Entries taken from a collection:
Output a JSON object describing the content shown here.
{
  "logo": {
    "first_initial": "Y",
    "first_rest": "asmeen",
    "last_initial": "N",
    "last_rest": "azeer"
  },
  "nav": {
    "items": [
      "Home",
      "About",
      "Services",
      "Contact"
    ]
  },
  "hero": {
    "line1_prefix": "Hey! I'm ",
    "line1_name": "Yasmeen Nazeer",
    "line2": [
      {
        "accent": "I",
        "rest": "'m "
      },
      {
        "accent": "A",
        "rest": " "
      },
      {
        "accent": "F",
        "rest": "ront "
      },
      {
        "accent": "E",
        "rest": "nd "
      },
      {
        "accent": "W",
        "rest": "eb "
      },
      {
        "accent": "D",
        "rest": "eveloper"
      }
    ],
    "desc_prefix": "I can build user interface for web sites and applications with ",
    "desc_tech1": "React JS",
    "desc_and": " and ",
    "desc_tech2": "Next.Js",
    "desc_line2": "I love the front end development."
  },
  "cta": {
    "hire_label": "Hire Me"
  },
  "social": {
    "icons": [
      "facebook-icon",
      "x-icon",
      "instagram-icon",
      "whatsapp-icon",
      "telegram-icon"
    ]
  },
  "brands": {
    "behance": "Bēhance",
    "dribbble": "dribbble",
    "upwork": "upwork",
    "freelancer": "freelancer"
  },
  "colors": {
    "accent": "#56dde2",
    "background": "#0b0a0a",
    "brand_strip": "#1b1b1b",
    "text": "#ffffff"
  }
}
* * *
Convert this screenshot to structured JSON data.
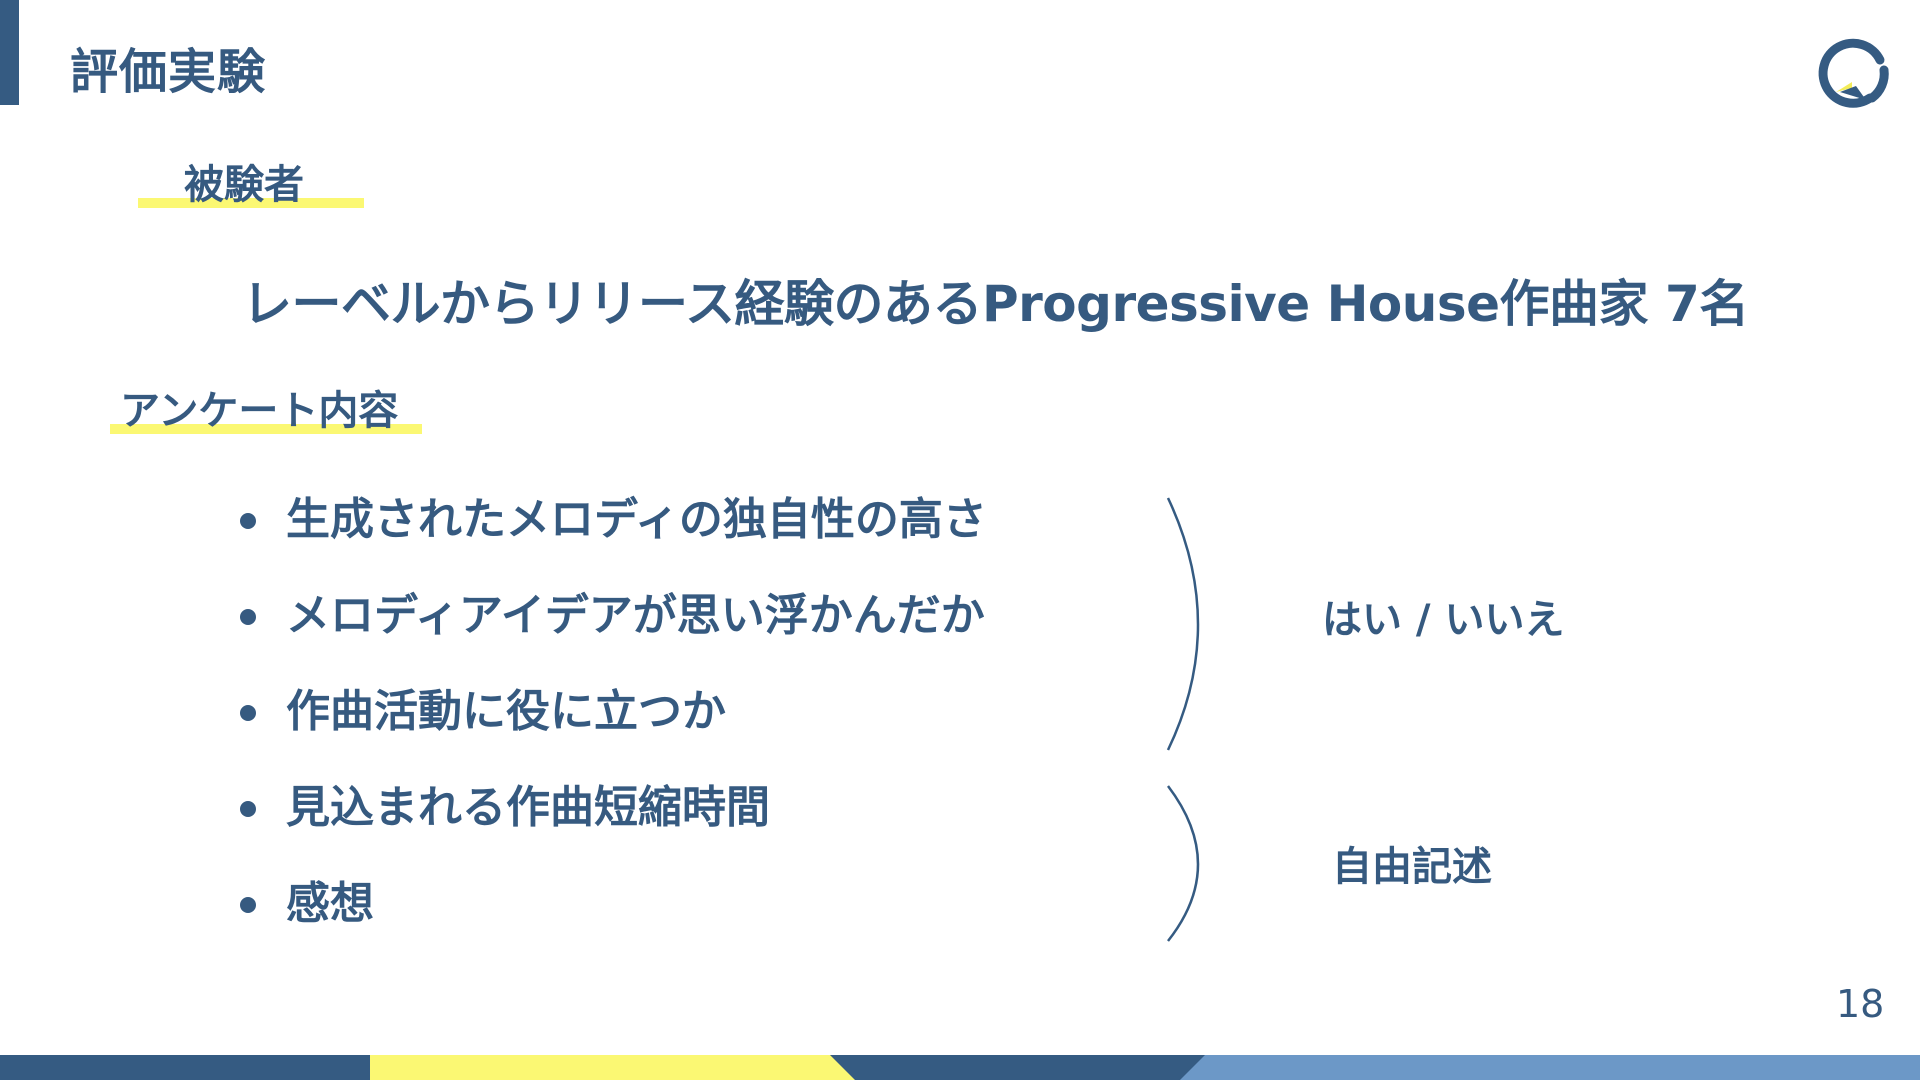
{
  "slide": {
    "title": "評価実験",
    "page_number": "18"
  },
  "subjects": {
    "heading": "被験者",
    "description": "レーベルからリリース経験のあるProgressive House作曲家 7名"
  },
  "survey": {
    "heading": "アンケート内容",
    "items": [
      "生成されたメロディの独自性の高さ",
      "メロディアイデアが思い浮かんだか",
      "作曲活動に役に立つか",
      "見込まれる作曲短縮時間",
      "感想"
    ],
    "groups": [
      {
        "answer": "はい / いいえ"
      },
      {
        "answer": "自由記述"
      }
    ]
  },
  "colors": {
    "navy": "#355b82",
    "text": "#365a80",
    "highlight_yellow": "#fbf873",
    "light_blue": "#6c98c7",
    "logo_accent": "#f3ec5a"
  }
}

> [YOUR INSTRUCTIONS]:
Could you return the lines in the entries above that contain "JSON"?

> [OUTPUT OF THE TASK]:
Output a JSON object describing the content shown here.
Convert this screenshot to structured JSON data.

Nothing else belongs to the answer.